▶ [Records from a collection]:
BEGIN

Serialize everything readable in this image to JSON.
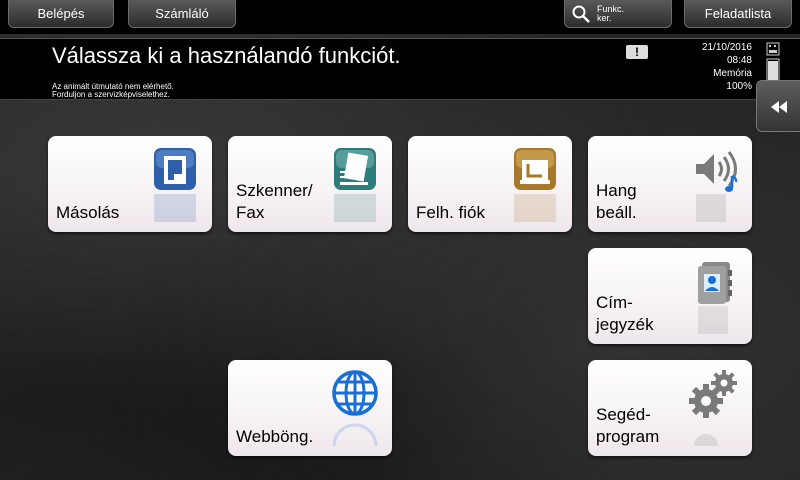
{
  "topbar": {
    "login_label": "Belépés",
    "counter_label": "Számláló",
    "search_label": "Funkc.\nker.",
    "joblist_label": "Feladatlista"
  },
  "message": {
    "title": "Válassza ki a használandó funkciót.",
    "subtitle": "Az animált útmutató nem elérhető.\nForduljon a szervizképviselethez.",
    "warning_icon": "warning-icon"
  },
  "status": {
    "date": "21/10/2016",
    "time": "08:48",
    "memory_label": "Memória",
    "memory_value": "100%"
  },
  "tiles": {
    "copy": {
      "label": "Másolás",
      "icon": "copy-icon",
      "color": "#2f5fa8"
    },
    "scan": {
      "label": "Szkenner/\nFax",
      "icon": "scan-fax-icon",
      "color": "#2e7b7b"
    },
    "userbox": {
      "label": "Felh. fiók",
      "icon": "user-box-icon",
      "color": "#a8782a"
    },
    "sound": {
      "label": "Hang\nbeáll.",
      "icon": "sound-icon"
    },
    "address": {
      "label": "Cím-\njegyzék",
      "icon": "address-book-icon"
    },
    "web": {
      "label": "Webböng.",
      "icon": "globe-icon",
      "color": "#1a6fd6"
    },
    "utility": {
      "label": "Segéd-\nprogram",
      "icon": "gears-icon"
    }
  }
}
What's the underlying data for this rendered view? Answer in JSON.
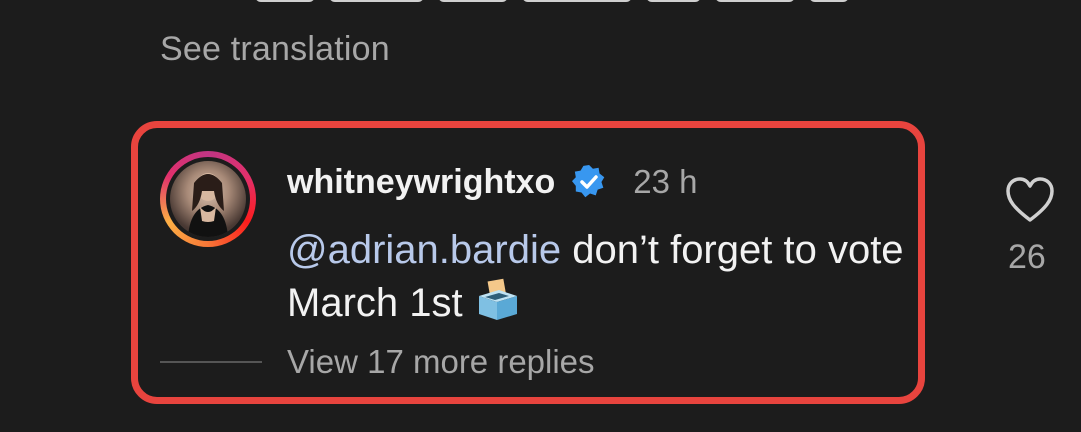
{
  "previous_comment": {
    "see_translation": "See translation"
  },
  "reply": {
    "username": "whitneywrightxo",
    "verified_icon": "verified-badge-icon",
    "time": "23 h",
    "mention": "@adrian.bardie",
    "text": " don’t forget to vote March 1st",
    "emoji_icon": "ballot-box-icon",
    "view_replies": "View 17 more replies",
    "like_icon": "heart-icon",
    "like_count": "26"
  },
  "colors": {
    "background": "#1c1c1c",
    "highlight_border": "#e8443e",
    "verified": "#3897f0",
    "secondary_text": "#a7a7a7"
  }
}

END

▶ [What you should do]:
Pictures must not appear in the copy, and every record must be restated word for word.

▶ [Worked solution]:
Serialize everything readable in this image to JSON.
{
  "topbar": {
    "login_label": "Belépés",
    "counter_label": "Számláló",
    "search_label": "Funkc.\nker.",
    "joblist_label": "Feladatlista"
  },
  "message": {
    "title": "Válassza ki a használandó funkciót.",
    "subtitle": "Az animált útmutató nem elérhető.\nForduljon a szervizképviselethez.",
    "warning_icon": "warning-icon"
  },
  "status": {
    "date": "21/10/2016",
    "time": "08:48",
    "memory_label": "Memória",
    "memory_value": "100%"
  },
  "tiles": {
    "copy": {
      "label": "Másolás",
      "icon": "copy-icon",
      "color": "#2f5fa8"
    },
    "scan": {
      "label": "Szkenner/\nFax",
      "icon": "scan-fax-icon",
      "color": "#2e7b7b"
    },
    "userbox": {
      "label": "Felh. fiók",
      "icon": "user-box-icon",
      "color": "#a8782a"
    },
    "sound": {
      "label": "Hang\nbeáll.",
      "icon": "sound-icon"
    },
    "address": {
      "label": "Cím-\njegyzék",
      "icon": "address-book-icon"
    },
    "web": {
      "label": "Webböng.",
      "icon": "globe-icon",
      "color": "#1a6fd6"
    },
    "utility": {
      "label": "Segéd-\nprogram",
      "icon": "gears-icon"
    }
  }
}
What's the underlying data for this rendered view? Answer in JSON.
{
  "previous_comment": {
    "see_translation": "See translation"
  },
  "reply": {
    "username": "whitneywrightxo",
    "verified_icon": "verified-badge-icon",
    "time": "23 h",
    "mention": "@adrian.bardie",
    "text": " don’t forget to vote March 1st",
    "emoji_icon": "ballot-box-icon",
    "view_replies": "View 17 more replies",
    "like_icon": "heart-icon",
    "like_count": "26"
  },
  "colors": {
    "background": "#1c1c1c",
    "highlight_border": "#e8443e",
    "verified": "#3897f0",
    "secondary_text": "#a7a7a7"
  }
}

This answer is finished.